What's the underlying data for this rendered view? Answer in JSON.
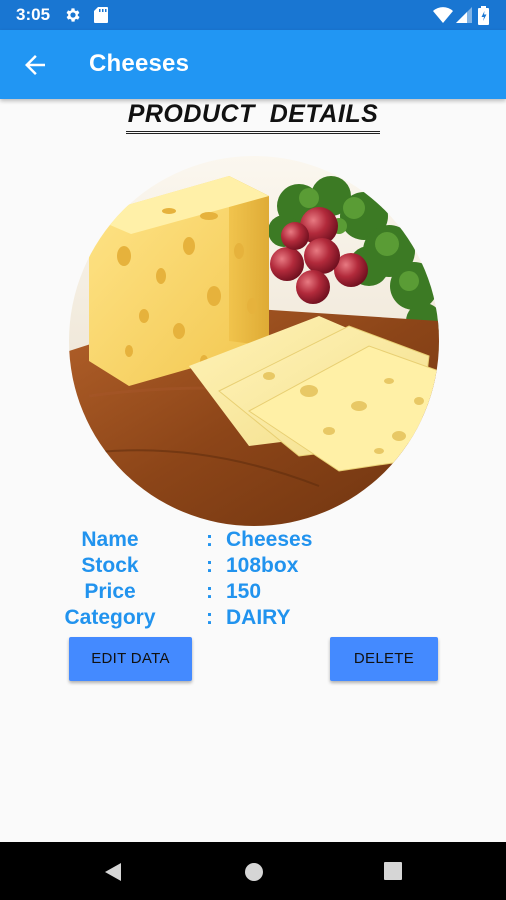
{
  "status_bar": {
    "time": "3:05",
    "icons": [
      "settings-icon",
      "sd-card-icon",
      "wifi-icon",
      "signal-icon",
      "battery-icon"
    ]
  },
  "app_bar": {
    "title": "Cheeses",
    "back_icon": "arrow-back-icon",
    "color": "#2196f3"
  },
  "page": {
    "heading": "PRODUCT  DETAILS"
  },
  "product": {
    "image": "cheese-photo",
    "fields": [
      {
        "label": "Name",
        "value": "Cheeses"
      },
      {
        "label": "Stock",
        "value": "108box"
      },
      {
        "label": "Price",
        "value": "150"
      },
      {
        "label": "Category",
        "value": "DAIRY"
      }
    ],
    "separator": ":"
  },
  "actions": {
    "edit_label": "EDIT DATA",
    "delete_label": "DELETE",
    "button_color": "#448aff"
  },
  "nav_bar": {
    "icons": [
      "nav-back-icon",
      "nav-home-icon",
      "nav-recents-icon"
    ]
  },
  "colors": {
    "status_bar": "#1976d2",
    "detail_text": "#2193ee"
  }
}
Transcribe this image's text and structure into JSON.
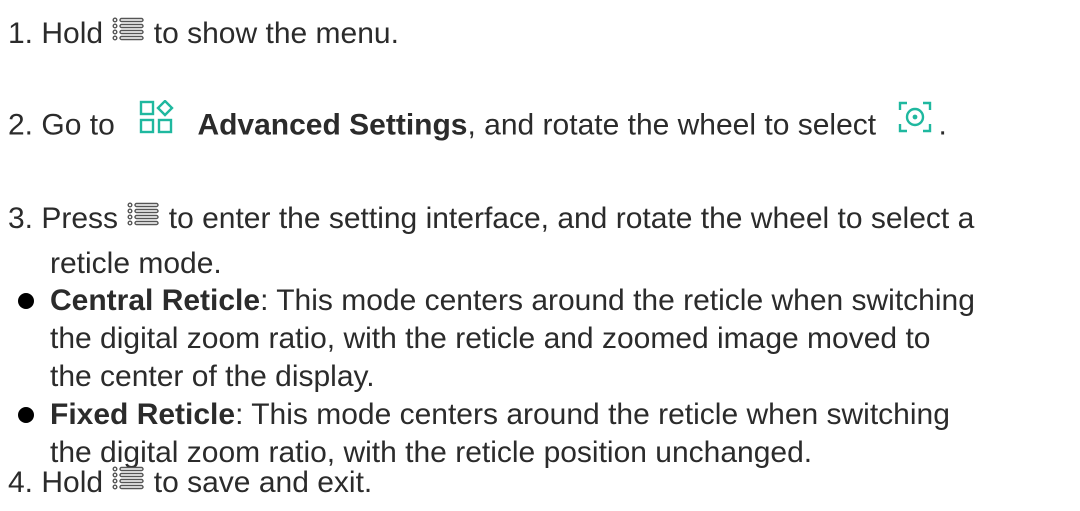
{
  "accent_color": "#1fb89f",
  "steps": [
    {
      "num": "1.",
      "pre": "Hold",
      "icon1": "menu-button-icon",
      "post": "to show the menu."
    },
    {
      "num": "2.",
      "pre": "Go to",
      "icon1": "advanced-settings-icon",
      "bold": "Advanced Settings",
      "mid": ", and rotate the wheel to select",
      "icon2": "reticle-focus-icon",
      "post": "."
    },
    {
      "num": "3.",
      "pre": "Press",
      "icon1": "menu-button-icon",
      "post_line1": "to enter the setting interface, and rotate the wheel to select a",
      "post_line2": "reticle mode."
    },
    {
      "num": "4.",
      "pre": "Hold",
      "icon1": "menu-button-icon",
      "post": "to save and exit."
    }
  ],
  "bullets": [
    {
      "title": "Central Reticle",
      "sep": ":",
      "line1": " This mode centers around the reticle when switching",
      "line2": "the digital zoom ratio, with the reticle and zoomed image moved to",
      "line3": "the center of the display."
    },
    {
      "title": "Fixed Reticle",
      "sep": ":",
      "line1": " This mode centers around the reticle when switching",
      "line2": "the digital zoom ratio, with the reticle position unchanged."
    }
  ]
}
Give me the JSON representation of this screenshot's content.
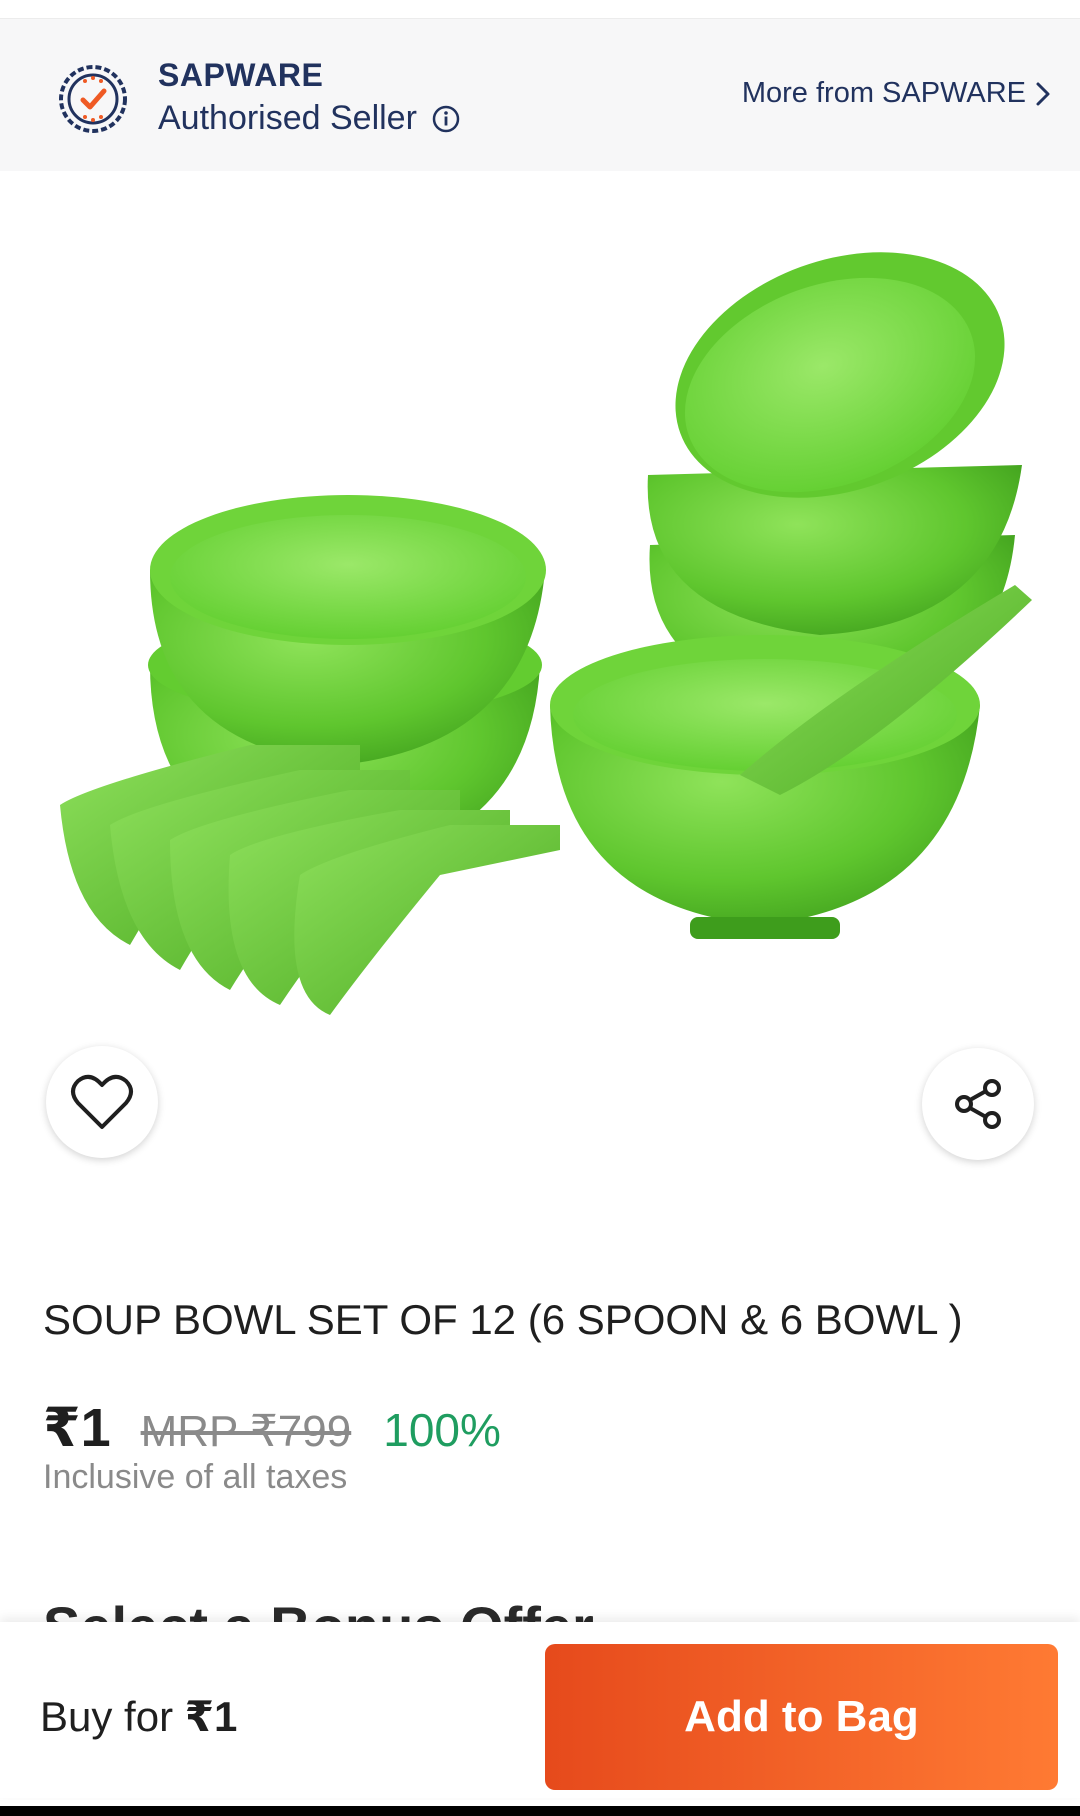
{
  "seller": {
    "name": "SAPWARE",
    "status": "Authorised Seller",
    "more_link": "More from SAPWARE",
    "badge_icon": "verified-seller-badge-icon",
    "info_icon": "info-icon"
  },
  "product": {
    "image_description_icon": "product-image",
    "title": "SOUP BOWL SET OF 12 (6 SPOON & 6 BOWL )",
    "price": "₹1",
    "mrp": "MRP ₹799",
    "discount": "100%",
    "tax_note": "Inclusive of all taxes"
  },
  "actions": {
    "wishlist_icon": "heart-icon",
    "share_icon": "share-icon"
  },
  "partial_section_heading": "Select a Bonus Offer",
  "bottom_bar": {
    "buy_prefix": "Buy for ",
    "buy_price": "₹1",
    "add_to_bag": "Add to Bag"
  },
  "colors": {
    "accent_start": "#e64a1c",
    "accent_end": "#ff7a33",
    "seller_text": "#21325e",
    "discount": "#1f9d60"
  }
}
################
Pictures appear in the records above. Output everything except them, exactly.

What's the underlying data for this rendered view? Answer in JSON.
{
  "status_bar": {
    "time": "3:05",
    "icons": [
      "settings-icon",
      "sd-card-icon",
      "wifi-icon",
      "signal-icon",
      "battery-icon"
    ]
  },
  "app_bar": {
    "title": "Cheeses",
    "back_icon": "arrow-back-icon",
    "color": "#2196f3"
  },
  "page": {
    "heading": "PRODUCT  DETAILS"
  },
  "product": {
    "image": "cheese-photo",
    "fields": [
      {
        "label": "Name",
        "value": "Cheeses"
      },
      {
        "label": "Stock",
        "value": "108box"
      },
      {
        "label": "Price",
        "value": "150"
      },
      {
        "label": "Category",
        "value": "DAIRY"
      }
    ],
    "separator": ":"
  },
  "actions": {
    "edit_label": "EDIT DATA",
    "delete_label": "DELETE",
    "button_color": "#448aff"
  },
  "nav_bar": {
    "icons": [
      "nav-back-icon",
      "nav-home-icon",
      "nav-recents-icon"
    ]
  },
  "colors": {
    "status_bar": "#1976d2",
    "detail_text": "#2193ee"
  }
}
Transcribe this image's text and structure into JSON.
{
  "accent_color": "#1fb89f",
  "steps": [
    {
      "num": "1.",
      "pre": "Hold",
      "icon1": "menu-button-icon",
      "post": "to show the menu."
    },
    {
      "num": "2.",
      "pre": "Go to",
      "icon1": "advanced-settings-icon",
      "bold": "Advanced Settings",
      "mid": ", and rotate the wheel to select",
      "icon2": "reticle-focus-icon",
      "post": "."
    },
    {
      "num": "3.",
      "pre": "Press",
      "icon1": "menu-button-icon",
      "post_line1": "to enter the setting interface, and rotate the wheel to select a",
      "post_line2": "reticle mode."
    },
    {
      "num": "4.",
      "pre": "Hold",
      "icon1": "menu-button-icon",
      "post": "to save and exit."
    }
  ],
  "bullets": [
    {
      "title": "Central Reticle",
      "sep": ":",
      "line1": " This mode centers around the reticle when switching",
      "line2": "the digital zoom ratio, with the reticle and zoomed image moved to",
      "line3": "the center of the display."
    },
    {
      "title": "Fixed Reticle",
      "sep": ":",
      "line1": " This mode centers around the reticle when switching",
      "line2": "the digital zoom ratio, with the reticle position unchanged."
    }
  ]
}
Give me the JSON representation of this screenshot's content.
{
  "seller": {
    "name": "SAPWARE",
    "status": "Authorised Seller",
    "more_link": "More from SAPWARE",
    "badge_icon": "verified-seller-badge-icon",
    "info_icon": "info-icon"
  },
  "product": {
    "image_description_icon": "product-image",
    "title": "SOUP BOWL SET OF 12 (6 SPOON & 6 BOWL )",
    "price": "₹1",
    "mrp": "MRP ₹799",
    "discount": "100%",
    "tax_note": "Inclusive of all taxes"
  },
  "actions": {
    "wishlist_icon": "heart-icon",
    "share_icon": "share-icon"
  },
  "partial_section_heading": "Select a Bonus Offer",
  "bottom_bar": {
    "buy_prefix": "Buy for ",
    "buy_price": "₹1",
    "add_to_bag": "Add to Bag"
  },
  "colors": {
    "accent_start": "#e64a1c",
    "accent_end": "#ff7a33",
    "seller_text": "#21325e",
    "discount": "#1f9d60"
  }
}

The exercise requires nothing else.